"This album is quite interesting as many of McCoy's non-Trane features (both as a leader and sideman) usually featured Elvin Jones on drums and Reggie Workman (both Coltrane alumnus) or Ron Carter on bass, while Reaching Fourth has a different trio format. What we have here is part of Roy Haynes's working group, Roy Haynes on drums and henry Grimes on bass. Although Haynes and Tyner played together in the John Coltrane Quartet (when Elvin was unavailable) it is quite interesting to hear the strikingly different interaction between the three. The difference here probably lies in the fact that Coltrane was looking for someone (Haynes) to replace Elvin, while with McCoy in charge, he seems to be looking for a whole new and different "group" experience. The members of the trio all play strong here and have pleanty of solo space where they shine... Highly fun and recommended, especially the first song, Reaching Fourth, a McCoy Tyner original which has some extrodinarily high quality soloing by both Haynes and Grimes."
Reaching Fourth really is the first studio recording with Ty
Sambson | North Carolina | 06/07/2007
(4 out of 5 stars)

"Anyone who was confused by other reviews of this product, might want to read this quick history of Tyner, Coltrane, Monk and Haynes; which is interestingly tied together through the 1957-62 period.

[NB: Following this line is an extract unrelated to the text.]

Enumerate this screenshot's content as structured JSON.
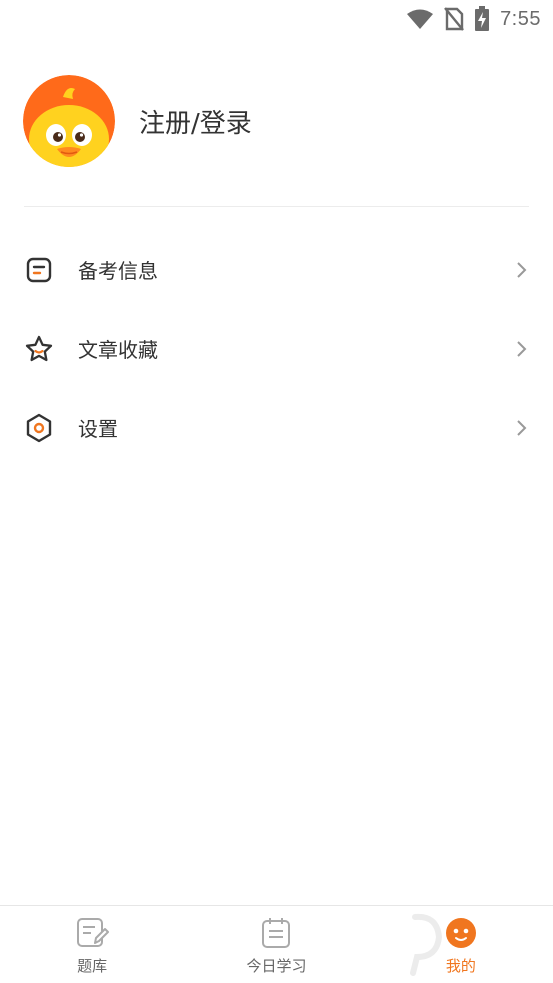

Coltrane & Monk first played together April 16, 1957 on the tune "Monk's Mood" and in June and July of that year for nine more songs which have all been issued on Monk's Complete Riverside sessions. Coltrane only played live during the rest of this time with Monk (July 18 till December 16 1957). Oddly enough Roy Haynes & Coltrane first played together September 11, 1958 at the Five Spot, NYC when both Coltrane and Haynes sat in the Thelonious Monk Quartet for five tunes, now issued on Thelonious Monk's Complete Blue Note Recordings (Disc 4). This single performance and Tyner's album REACHING FOURTH must have made an impression, as Coltrane would enlist Haynes later. As for Tyner & Coltrane, they first played together June 27, 1960 in a Coltrane led Quartet which appeared at the Jazz Gallery, NYC for 2 shows and the Showboat in Philly for 4 shows the next month; all of which are unreleased as commercial products. Tyner & Coltrane's first studio session together was September 8, 1960 at United Recorders in Los Angeles; producing "Mr Day (aka One And Four)," "Exotica" & "Like Sonny (aka Simple Like)" for Roulette. Their next session, which was their first together for Atlantic, and also the first time Tyner & Elvin Jones played together with Coltrane was on October 21, 1960 for the songs "Village Blues" and "My Favorite Things". And finally, it wasn't until November 2, 1961 that Tyner and Haynes first played together for what is now Coltrane's The Complete Village Vanguard sessions, but strangely enough only on the first song of the night "Chasin' Another Trane," after which Haynes is replaced by Elvin Jones. Tyner plays for a total of 5 songs, comping on only the first with Haynes. As a side note, Tyner & Workman first played together when Workman joined the Africa Brass session on May 23, 1961. So, to sum up; REACHING FOURTH is the first studio session Tyner & Haynes ever recorded together, though they had played one song together at the Village Vanguard previously and would continue to work together in the Coltrane Quartet later whenever Elvin was unavailable. I hope this elucidates, rather than further confuses Jazzophiles."
Reaching Fourth
Ricardo A. Pacheco | USA | 10/19/2009
(5 out of 5 stars)

"The grat McCoy is a great pianist who has many admirers within the genre of jazz."